[Items from an interface collection]

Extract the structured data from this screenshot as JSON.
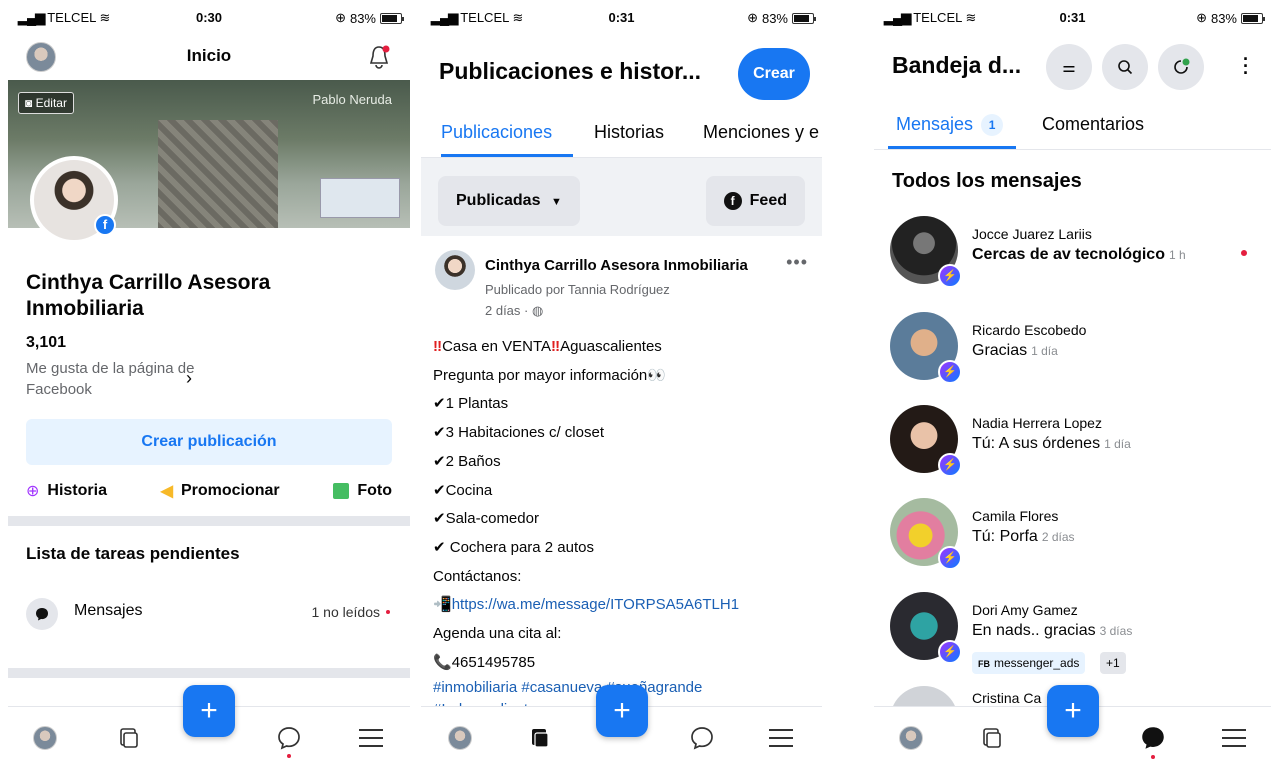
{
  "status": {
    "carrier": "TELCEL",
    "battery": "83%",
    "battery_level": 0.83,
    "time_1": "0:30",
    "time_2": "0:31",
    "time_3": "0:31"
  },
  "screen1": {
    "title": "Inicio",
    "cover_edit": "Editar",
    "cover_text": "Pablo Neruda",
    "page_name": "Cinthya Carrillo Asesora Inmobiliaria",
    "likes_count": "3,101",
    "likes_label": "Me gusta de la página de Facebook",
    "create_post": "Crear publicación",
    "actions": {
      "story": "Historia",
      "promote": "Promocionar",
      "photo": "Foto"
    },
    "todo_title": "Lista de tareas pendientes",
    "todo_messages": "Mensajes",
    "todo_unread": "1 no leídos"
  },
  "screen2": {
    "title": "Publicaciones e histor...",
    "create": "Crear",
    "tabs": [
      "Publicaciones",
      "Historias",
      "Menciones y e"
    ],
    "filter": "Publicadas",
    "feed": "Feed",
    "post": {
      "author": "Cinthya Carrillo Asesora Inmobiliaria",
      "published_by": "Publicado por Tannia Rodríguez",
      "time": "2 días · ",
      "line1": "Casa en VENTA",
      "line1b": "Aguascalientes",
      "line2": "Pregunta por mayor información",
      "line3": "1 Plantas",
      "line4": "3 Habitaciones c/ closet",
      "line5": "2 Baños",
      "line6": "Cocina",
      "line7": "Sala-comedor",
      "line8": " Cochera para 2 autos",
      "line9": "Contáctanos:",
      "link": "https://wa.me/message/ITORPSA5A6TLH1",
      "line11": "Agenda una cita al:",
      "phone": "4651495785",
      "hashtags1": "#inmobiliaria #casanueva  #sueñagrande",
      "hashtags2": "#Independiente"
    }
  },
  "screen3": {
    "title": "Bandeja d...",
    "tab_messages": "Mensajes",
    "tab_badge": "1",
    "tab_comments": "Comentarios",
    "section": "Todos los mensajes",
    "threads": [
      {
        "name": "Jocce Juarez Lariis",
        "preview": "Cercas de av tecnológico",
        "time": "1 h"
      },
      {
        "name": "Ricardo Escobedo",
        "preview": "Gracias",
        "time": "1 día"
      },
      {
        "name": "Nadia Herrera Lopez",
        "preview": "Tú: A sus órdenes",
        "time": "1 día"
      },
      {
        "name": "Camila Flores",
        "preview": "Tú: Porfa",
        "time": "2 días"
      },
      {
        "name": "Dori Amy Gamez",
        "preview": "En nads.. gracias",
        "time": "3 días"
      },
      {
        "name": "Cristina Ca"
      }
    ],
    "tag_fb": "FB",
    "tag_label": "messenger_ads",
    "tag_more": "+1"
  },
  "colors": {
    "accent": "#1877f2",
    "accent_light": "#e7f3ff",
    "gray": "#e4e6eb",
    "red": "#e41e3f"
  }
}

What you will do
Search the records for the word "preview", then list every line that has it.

Result of this exercise
        "preview": "Cercas de av tecnológico",
        "preview": "Gracias",
        "preview": "Tú: A sus órdenes",
        "preview": "Tú: Porfa",
        "preview": "En nads.. gracias",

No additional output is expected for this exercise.